A Good Adieu to Galaxy Season

I was fortunate to spend a few nights under wonderfully dark skies at Manning Park last week. The first night was a bit of a disaster with trying out some new astrophotography equipment, so I switched to visual observing on the second night with the goal of observing some Messier Galaxies, M59, M60 and M89, that I had not yet checked off my Messier observing list.

I was joined by Hayley Miller, RASC’s event coordinator, and we started setting up near the boat launch at Lightning Lake around 8:30 pm. It is a gorgeous site with the lake in the foreground and mountains in the background.

Image of Lightning Lake observing site.
Observing Site – Lightning Lake at Manning Park

We had the area largely to ourselves with just one car in the parking lot and the silence was only disturbed by a few ducks and geese out on the lake. To the west, a beautiful sliver of the 4-day old Moon was heading down towards the mountains.

We watched the brighter stars (Capella, Vega, Arcturus, Spica, Castor and Pollux) and constellations (Cygnus Lyra, Bootes, Virgo, Gemini, Ursa Minor and Ursa Major) pop in to view until around 10:30pm when the skies had turned truly dark – the skies at Manning Park are Bortle class 2 and I measured the sky quality as 21.6 with a unihedron sqm-l.

I then turned my Edge HD 8 scope towards my target galaxies in the Virgo cluster. The north-east part of the constellation Virgo is littered with galaxies.

Virgo galaxy cluster
The Virgo Cluster of Galaxies. Image credit: Rogelio Bernal Andreo, APOD Aug 4th, 2015.

Early March to Mid-April is known as Galaxy Season because of the sheer number of galaxies in the Virgo cluster and the close-by constellations of Coma Berenices, Canes Venatici, and Leo. The image below is a visual explanation for why this time of year is known as Galaxy Season.

Imaging-worthy galaxy locations by optimal viewing date. Image credit: Charlie Bracken

Each red dot is an imaging-worthy galaxy. The Y-axis shows the galaxy’s declination and the X-axis shows the best time of year to observe the galaxy – that is, the time of year when it crosses the meridian at midnight.

I spent the next two hours galaxy hopping through the Virgo Cluster, Coma
Berenices and a little way into Leo. My scope was mounted on a Stellarvue M2 alt-az mount which was easily pushed from one target to the next. My original targets, M59, M60, and M89 were easy to find but I also spent time on M88, M90, M100, M85, the Coma Pinwheel Galaxy, the Siamese Twins, NGC 4503, M87 (with its black hole), Markarian’s Chain, and others.

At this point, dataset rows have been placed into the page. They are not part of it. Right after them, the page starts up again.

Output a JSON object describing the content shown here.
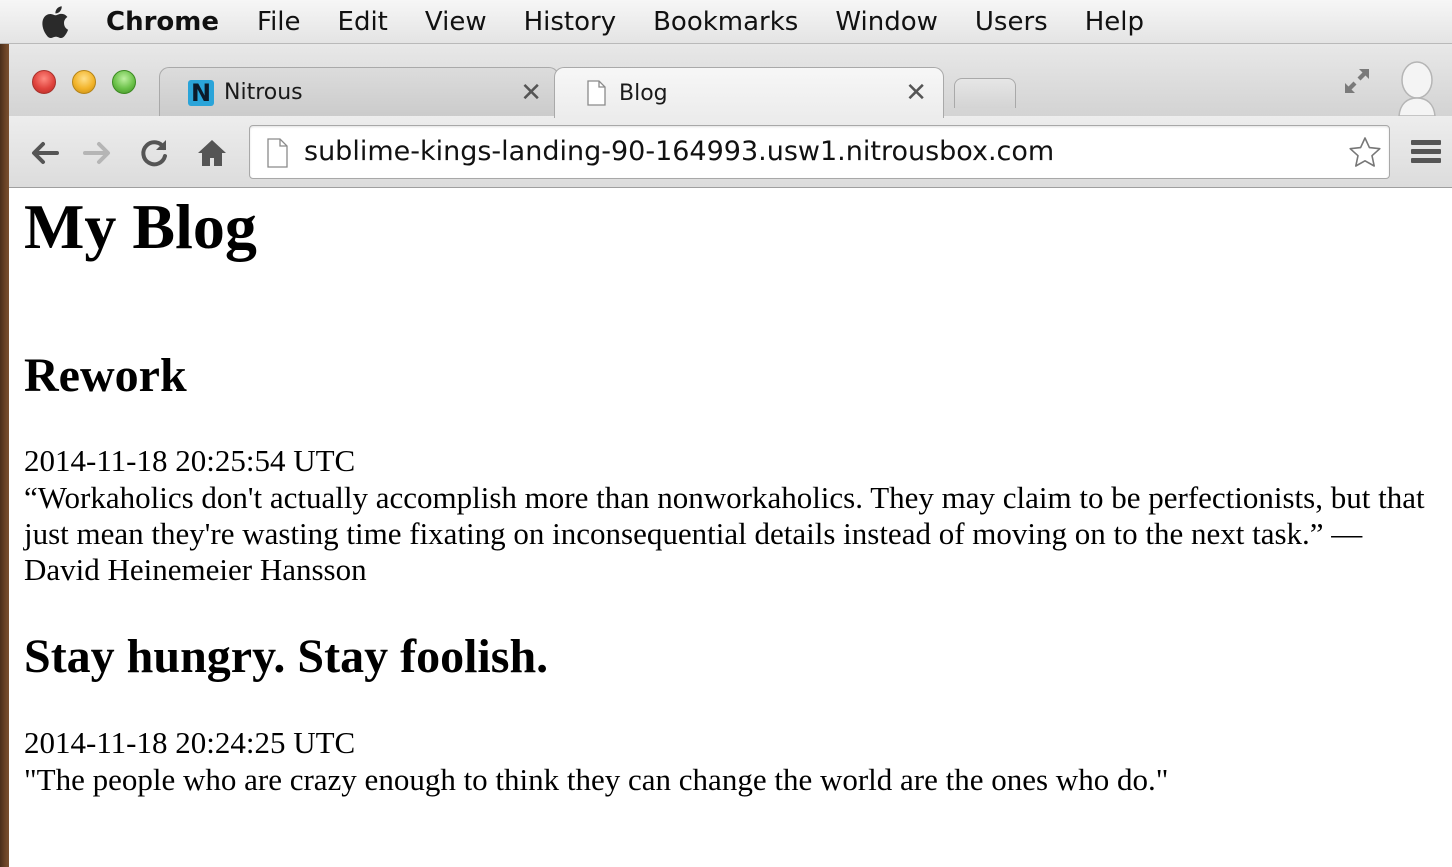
{
  "menubar": {
    "app_name": "Chrome",
    "items": [
      "File",
      "Edit",
      "View",
      "History",
      "Bookmarks",
      "Window",
      "Users",
      "Help"
    ]
  },
  "tabs": [
    {
      "title": "Nitrous",
      "favicon": "nitrous-n-icon",
      "active": false
    },
    {
      "title": "Blog",
      "favicon": "page-icon",
      "active": true
    }
  ],
  "toolbar": {
    "url": "sublime-kings-landing-90-164993.usw1.nitrousbox.com"
  },
  "page": {
    "title": "My Blog",
    "posts": [
      {
        "title": "Rework",
        "date": "2014-11-18 20:25:54 UTC",
        "body": "“Workaholics don't actually accomplish more than nonworkaholics. They may claim to be perfectionists, but that just mean they're wasting time fixating on inconsequential details instead of moving on to the next task.” ― David Heinemeier Hansson"
      },
      {
        "title": "Stay hungry. Stay foolish.",
        "date": "2014-11-18 20:24:25 UTC",
        "body": "\"The people who are crazy enough to think they can change the world are the ones who do.\""
      }
    ]
  },
  "colors": {
    "close": "#e0443e",
    "minimize": "#f2b42b",
    "maximize": "#6cc24a",
    "nitrous_brand": "#2aa4d9"
  }
}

Anything down to magnitude 11 was easy and I’m sure better eyes than mine would easily have gone much deeper.

The night was a wonderful way to say adieu to Galaxy Season for this year. The waxing Moon will interfere with observing faint galaxies until the next new Moon on June 3rd and by then there is only about one hour of true darkness between the end of Astronomical Twilight at 12:35 am and the start of Twilight on the “next day” at 1:45 am. So goodbye to galaxy season but I expect to say hello to some summer Globular Clusters, double stars, and to spend more time on solar observing.